Two friends of mine have been working on getting into CRNA school for quite a while now.
One was just accepted and will become a master's-level CRNA.
The other one was close to being accepted but has now been told that her programs of interest have all become doctorate-level, so she has to restart the entire application process and some of her prerequisites (which they asked her to take, and which she spent thousands on) are no longer good. Also the program won't take any longer than it already does, 3 years, but will cram in 30 more credit hours and cost $30,000 more.
Friend #2, obviously, is reconsidering her choice. A well-experienced, very smart RN with ER and ICU experience is probably going to be lost from the field. And I doubt she's going to do bedside forever.
I've thought about advanced practice. People have told me to do it. But I have a family. I just can't stomach the cost or the time.
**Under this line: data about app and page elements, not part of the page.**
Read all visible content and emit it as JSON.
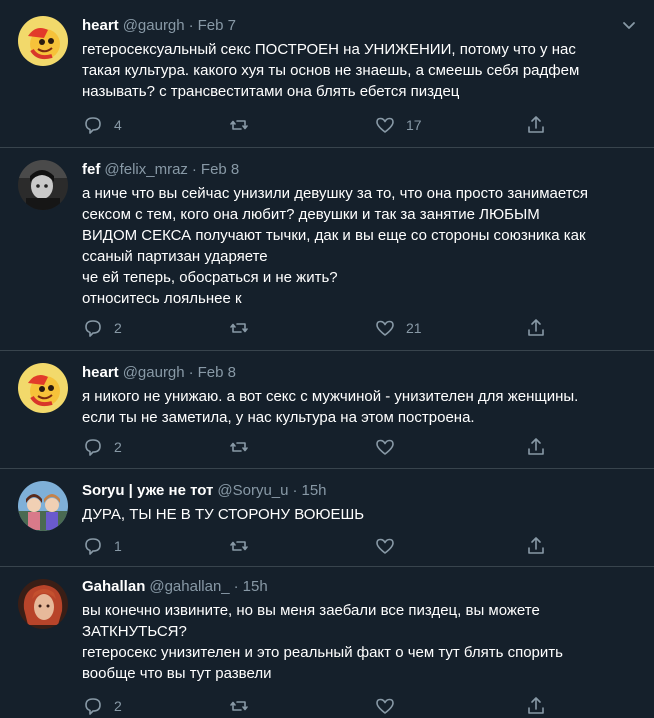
{
  "tweets": [
    {
      "name": "heart",
      "handle": "@gaurgh",
      "date": "Feb 7",
      "avatar_icon": "cartoon-face-avatar",
      "lines": [
        "гетеросексуальный секс ПОСТРОЕН на УНИЖЕНИИ, потому что у нас",
        "такая культура. какого хуя ты основ не знаешь, а смеешь себя радфем",
        "называть? с трансвеститами она блять ебется пиздец"
      ],
      "replies": "4",
      "retweets": "",
      "likes": "17"
    },
    {
      "name": "fef",
      "handle": "@felix_mraz",
      "date": "Feb 8",
      "avatar_icon": "dark-photo-avatar",
      "lines": [
        "а ниче что вы сейчас унизили девушку за то, что она просто занимается",
        "сексом с тем, кого она любит? девушки и так за занятие ЛЮБЫМ",
        "ВИДОМ СЕКСА получают тычки, дак и вы еще со стороны союзника как",
        "ссаный партизан ударяете",
        "че ей теперь, обосраться и не жить?",
        "относитесь лояльнее к"
      ],
      "replies": "2",
      "retweets": "",
      "likes": "21"
    },
    {
      "name": "heart",
      "handle": "@gaurgh",
      "date": "Feb 8",
      "avatar_icon": "cartoon-face-avatar",
      "lines": [
        "я никого не унижаю. а вот секс с мужчиной - унизителен для женщины.",
        "если ты не заметила, у нас культура на этом построена."
      ],
      "replies": "2",
      "retweets": "",
      "likes": ""
    },
    {
      "name": "Soryu | уже не тот",
      "handle": "@Soryu_u",
      "date": "15h",
      "avatar_icon": "anime-characters-avatar",
      "lines": [
        "ДУРА, ТЫ НЕ В ТУ СТОРОНУ ВОЮЕШЬ"
      ],
      "replies": "1",
      "retweets": "",
      "likes": ""
    },
    {
      "name": "Gahallan",
      "handle": "@gahallan_",
      "date": "15h",
      "avatar_icon": "red-hair-portrait-avatar",
      "lines": [
        "вы конечно извините, но вы меня заебали все пиздец, вы можете",
        "ЗАТКНУТЬСЯ?",
        "гетеросекс унизителен и это реальный факт о чем тут блять спорить",
        "вообще что вы тут развели"
      ],
      "replies": "2",
      "retweets": "",
      "likes": ""
    }
  ],
  "colors": {
    "background": "#15202b",
    "secondary_text": "#8899a6",
    "divider": "#38444d"
  }
}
Who's behind this? I have my doubts that this is about better education and qualifications; I have a sinking suspicion that the extra classes are mostly fluff, research-oriented, or ensuring the academic establishment's existence.
And how is this helping an already-shorted healthcare system?